* _Task prompt_
Throughout the entries below, report every line where "para" is found.

BEGIN Available data

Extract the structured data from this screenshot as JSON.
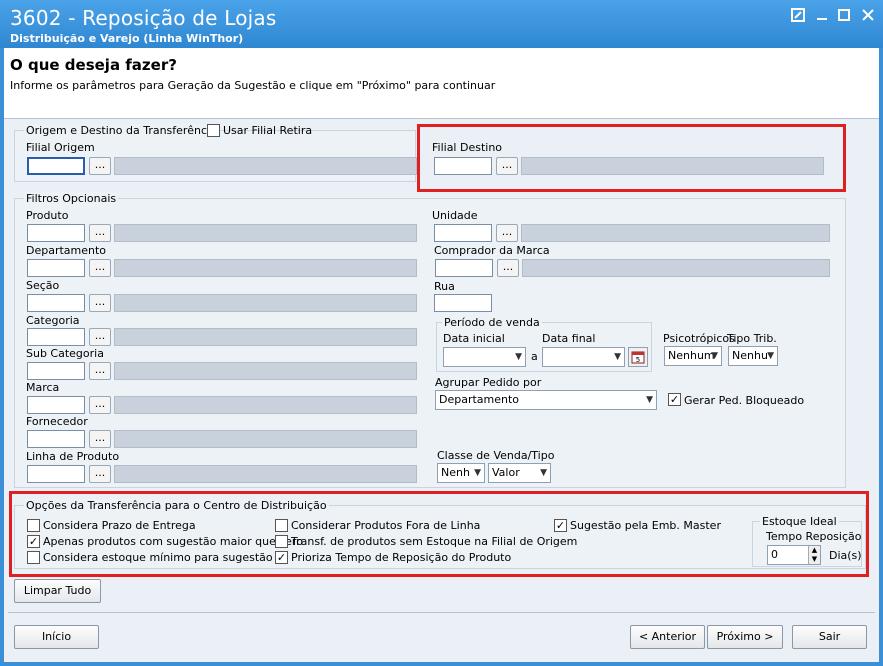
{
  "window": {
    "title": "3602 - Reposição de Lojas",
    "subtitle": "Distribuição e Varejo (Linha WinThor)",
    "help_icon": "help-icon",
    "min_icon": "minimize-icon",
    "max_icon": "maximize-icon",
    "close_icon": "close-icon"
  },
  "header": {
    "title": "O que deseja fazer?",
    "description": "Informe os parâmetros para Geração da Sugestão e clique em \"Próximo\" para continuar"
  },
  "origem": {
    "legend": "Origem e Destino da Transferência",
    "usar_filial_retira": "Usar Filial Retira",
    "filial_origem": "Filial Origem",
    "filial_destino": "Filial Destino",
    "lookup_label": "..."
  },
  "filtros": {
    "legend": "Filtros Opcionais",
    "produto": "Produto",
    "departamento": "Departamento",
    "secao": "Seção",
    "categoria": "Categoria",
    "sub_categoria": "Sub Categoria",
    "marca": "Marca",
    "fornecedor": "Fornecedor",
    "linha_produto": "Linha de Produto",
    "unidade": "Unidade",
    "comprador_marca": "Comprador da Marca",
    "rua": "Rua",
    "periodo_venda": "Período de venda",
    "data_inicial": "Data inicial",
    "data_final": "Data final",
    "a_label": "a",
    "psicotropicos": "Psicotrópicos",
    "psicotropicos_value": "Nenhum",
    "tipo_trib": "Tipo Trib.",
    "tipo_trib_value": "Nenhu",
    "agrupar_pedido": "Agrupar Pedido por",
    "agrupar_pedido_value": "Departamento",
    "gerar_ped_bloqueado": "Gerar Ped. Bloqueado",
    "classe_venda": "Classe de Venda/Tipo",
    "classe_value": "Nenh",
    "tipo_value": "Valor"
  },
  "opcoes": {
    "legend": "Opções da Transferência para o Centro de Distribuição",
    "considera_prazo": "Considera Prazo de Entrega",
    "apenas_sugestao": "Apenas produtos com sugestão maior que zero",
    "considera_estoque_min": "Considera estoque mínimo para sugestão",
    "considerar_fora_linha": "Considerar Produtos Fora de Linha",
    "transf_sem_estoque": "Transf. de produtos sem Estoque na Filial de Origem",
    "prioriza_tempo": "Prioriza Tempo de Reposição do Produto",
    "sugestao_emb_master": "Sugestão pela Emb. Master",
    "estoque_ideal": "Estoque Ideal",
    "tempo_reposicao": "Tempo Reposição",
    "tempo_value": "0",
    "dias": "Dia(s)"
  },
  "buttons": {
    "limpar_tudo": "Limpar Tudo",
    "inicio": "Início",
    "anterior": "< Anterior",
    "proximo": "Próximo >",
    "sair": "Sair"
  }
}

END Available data

* _Exercise answer_
    "description": "Informe os parâmetros para Geração da Sugestão e clique em \"Próximo\" para continuar"
    "legend": "Opções da Transferência para o Centro de Distribuição",
    "considera_estoque_min": "Considera estoque mínimo para sugestão",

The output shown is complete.